      • Rodney Longoria

        @disqus_aUjJoK3PRk:disqus and @maldini3b:disqus,

        What would be hilarious is if Mulally accepts the CEO position and then the other Board members plead with him to split up Microsoft while selling off the perceived “losers” in the product line, and Mulally says “What? Do you think Ford should sell only Fusions and F-150’s?” Because really, that would be the suggesting the same thing, right?

        I enjoy using Microsoft mice and keyboards, the webcams and everything else they come out with. They are quality products, including the Xbox and the newer Surface lineup. And hey, has anyone lately said that Nokia makes a bad product?

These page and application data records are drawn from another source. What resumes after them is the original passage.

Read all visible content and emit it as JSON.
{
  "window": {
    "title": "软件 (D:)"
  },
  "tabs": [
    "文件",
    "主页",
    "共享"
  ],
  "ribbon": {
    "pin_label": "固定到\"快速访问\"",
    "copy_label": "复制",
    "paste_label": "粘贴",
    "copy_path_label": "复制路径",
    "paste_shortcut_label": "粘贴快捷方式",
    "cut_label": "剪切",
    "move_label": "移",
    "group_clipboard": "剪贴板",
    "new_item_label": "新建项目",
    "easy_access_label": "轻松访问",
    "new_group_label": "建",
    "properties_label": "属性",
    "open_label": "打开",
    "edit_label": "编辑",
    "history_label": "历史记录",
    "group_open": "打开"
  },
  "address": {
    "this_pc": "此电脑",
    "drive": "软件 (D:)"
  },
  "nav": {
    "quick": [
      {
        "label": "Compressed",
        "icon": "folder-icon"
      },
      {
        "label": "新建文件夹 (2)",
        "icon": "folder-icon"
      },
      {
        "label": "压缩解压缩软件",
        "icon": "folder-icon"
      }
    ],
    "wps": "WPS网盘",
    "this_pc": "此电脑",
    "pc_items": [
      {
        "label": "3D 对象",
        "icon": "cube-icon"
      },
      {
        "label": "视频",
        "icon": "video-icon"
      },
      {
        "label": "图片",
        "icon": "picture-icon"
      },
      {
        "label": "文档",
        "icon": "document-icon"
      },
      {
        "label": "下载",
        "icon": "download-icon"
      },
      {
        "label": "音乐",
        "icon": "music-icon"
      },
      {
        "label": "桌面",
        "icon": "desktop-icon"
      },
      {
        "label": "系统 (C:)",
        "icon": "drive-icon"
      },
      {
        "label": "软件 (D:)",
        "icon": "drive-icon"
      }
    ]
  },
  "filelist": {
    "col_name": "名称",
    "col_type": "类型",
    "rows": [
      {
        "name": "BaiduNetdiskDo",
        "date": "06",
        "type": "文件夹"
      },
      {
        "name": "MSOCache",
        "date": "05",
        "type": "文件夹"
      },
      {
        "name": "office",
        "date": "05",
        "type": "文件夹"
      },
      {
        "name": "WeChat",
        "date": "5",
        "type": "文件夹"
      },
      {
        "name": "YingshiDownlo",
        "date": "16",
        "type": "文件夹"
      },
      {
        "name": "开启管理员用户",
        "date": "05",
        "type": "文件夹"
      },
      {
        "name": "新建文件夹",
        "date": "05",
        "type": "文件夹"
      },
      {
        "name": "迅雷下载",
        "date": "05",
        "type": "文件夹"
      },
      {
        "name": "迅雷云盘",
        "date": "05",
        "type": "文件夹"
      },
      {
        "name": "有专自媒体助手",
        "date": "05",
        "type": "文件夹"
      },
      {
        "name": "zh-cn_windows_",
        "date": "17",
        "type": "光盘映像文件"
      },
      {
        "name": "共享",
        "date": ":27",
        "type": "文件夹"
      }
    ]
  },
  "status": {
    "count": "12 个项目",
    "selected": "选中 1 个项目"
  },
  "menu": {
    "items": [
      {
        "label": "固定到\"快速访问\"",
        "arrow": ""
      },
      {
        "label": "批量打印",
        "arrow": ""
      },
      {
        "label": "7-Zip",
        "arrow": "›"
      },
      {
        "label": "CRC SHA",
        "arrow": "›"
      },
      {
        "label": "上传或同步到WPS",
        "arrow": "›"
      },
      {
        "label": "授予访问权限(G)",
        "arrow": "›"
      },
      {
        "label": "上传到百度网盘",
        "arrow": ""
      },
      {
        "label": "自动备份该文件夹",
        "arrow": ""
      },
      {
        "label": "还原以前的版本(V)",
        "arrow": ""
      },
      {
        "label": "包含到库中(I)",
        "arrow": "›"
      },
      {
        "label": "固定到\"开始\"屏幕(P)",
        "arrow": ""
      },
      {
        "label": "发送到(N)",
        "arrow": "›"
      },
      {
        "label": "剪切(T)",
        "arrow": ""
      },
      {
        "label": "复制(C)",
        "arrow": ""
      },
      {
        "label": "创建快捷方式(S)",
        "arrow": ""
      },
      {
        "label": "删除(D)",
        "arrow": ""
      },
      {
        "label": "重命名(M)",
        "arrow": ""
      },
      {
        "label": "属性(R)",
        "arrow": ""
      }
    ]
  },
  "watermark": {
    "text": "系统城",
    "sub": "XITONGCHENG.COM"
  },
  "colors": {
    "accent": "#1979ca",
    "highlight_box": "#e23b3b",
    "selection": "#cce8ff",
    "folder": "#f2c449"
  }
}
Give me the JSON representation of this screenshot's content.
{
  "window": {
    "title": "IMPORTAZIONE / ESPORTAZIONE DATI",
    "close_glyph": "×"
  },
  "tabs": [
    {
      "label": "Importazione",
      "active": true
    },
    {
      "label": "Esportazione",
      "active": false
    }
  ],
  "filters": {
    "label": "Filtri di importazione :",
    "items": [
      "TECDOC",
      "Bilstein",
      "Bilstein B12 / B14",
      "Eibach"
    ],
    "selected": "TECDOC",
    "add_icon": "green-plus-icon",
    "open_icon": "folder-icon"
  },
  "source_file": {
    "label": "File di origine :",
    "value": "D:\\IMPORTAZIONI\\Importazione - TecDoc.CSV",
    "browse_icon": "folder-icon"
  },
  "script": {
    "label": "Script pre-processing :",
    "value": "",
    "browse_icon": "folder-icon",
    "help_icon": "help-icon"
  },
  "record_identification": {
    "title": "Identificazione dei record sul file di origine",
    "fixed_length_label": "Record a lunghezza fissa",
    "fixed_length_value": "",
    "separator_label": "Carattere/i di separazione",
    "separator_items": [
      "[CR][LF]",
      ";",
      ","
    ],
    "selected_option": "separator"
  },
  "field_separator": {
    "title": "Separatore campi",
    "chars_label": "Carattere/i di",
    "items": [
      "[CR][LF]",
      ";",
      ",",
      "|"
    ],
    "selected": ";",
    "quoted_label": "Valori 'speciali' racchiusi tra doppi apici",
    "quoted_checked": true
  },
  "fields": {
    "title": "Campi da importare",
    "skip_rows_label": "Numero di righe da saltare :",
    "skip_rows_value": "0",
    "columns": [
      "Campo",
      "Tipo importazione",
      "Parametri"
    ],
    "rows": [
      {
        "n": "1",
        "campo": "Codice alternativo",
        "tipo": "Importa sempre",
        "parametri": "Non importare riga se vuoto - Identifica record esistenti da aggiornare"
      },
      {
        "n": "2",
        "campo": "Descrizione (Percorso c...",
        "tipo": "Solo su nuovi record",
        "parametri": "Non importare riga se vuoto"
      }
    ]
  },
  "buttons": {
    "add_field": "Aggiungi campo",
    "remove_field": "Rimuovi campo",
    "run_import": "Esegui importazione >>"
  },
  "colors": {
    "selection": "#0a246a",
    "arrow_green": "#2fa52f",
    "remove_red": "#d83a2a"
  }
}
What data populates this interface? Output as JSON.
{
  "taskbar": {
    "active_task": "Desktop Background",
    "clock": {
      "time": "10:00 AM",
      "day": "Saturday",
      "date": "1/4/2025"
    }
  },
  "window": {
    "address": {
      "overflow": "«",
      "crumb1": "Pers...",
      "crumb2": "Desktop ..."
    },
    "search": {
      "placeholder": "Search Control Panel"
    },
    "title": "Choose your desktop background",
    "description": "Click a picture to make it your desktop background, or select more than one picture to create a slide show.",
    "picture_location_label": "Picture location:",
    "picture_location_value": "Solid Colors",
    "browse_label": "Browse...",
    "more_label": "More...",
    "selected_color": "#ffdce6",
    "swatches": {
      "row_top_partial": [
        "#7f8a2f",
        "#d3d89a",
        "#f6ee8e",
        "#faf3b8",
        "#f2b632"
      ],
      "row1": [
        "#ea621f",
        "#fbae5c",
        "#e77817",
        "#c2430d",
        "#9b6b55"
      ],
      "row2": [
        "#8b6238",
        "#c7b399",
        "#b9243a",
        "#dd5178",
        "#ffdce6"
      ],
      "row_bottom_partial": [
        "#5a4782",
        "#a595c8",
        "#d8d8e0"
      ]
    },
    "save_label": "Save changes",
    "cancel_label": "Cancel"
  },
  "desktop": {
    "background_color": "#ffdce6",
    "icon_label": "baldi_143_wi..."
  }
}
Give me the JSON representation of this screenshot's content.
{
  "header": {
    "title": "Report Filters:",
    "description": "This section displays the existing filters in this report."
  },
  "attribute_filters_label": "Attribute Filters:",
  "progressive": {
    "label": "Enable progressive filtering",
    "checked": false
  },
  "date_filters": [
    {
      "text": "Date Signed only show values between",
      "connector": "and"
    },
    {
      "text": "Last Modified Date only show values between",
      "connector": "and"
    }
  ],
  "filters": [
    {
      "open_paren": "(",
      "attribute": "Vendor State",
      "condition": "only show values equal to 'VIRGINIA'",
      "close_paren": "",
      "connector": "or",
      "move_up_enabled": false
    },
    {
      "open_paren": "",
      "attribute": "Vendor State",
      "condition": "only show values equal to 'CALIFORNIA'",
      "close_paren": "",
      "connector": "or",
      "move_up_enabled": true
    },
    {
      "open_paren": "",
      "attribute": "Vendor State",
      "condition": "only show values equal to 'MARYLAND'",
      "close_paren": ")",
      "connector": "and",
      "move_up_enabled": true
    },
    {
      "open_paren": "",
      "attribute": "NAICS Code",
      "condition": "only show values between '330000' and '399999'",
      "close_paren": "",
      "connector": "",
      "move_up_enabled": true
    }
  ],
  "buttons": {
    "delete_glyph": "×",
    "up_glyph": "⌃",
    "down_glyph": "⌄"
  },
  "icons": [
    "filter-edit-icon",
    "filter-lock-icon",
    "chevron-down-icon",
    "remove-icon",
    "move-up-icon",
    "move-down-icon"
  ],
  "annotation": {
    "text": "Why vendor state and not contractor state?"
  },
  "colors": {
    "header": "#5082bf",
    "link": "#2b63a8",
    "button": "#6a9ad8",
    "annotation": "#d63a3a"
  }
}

        Maybe I’m wrong about this, but if you don’t like what a company is doing, then maybe you shouldn’t be investing in them. You won’t find me investing in Monsanto or DuPont!

  • Mike Greenway

    I would politely suggest that instead of “Analyst Believes Bill Gates Should…” you could use An analyst or One analyst or One stinking analyst, to put thing in the proper prospective.

    • Rodney Longoria

      @mikegreenway:disqus, there’s a reason they’re called ANALyst! πŸ˜‰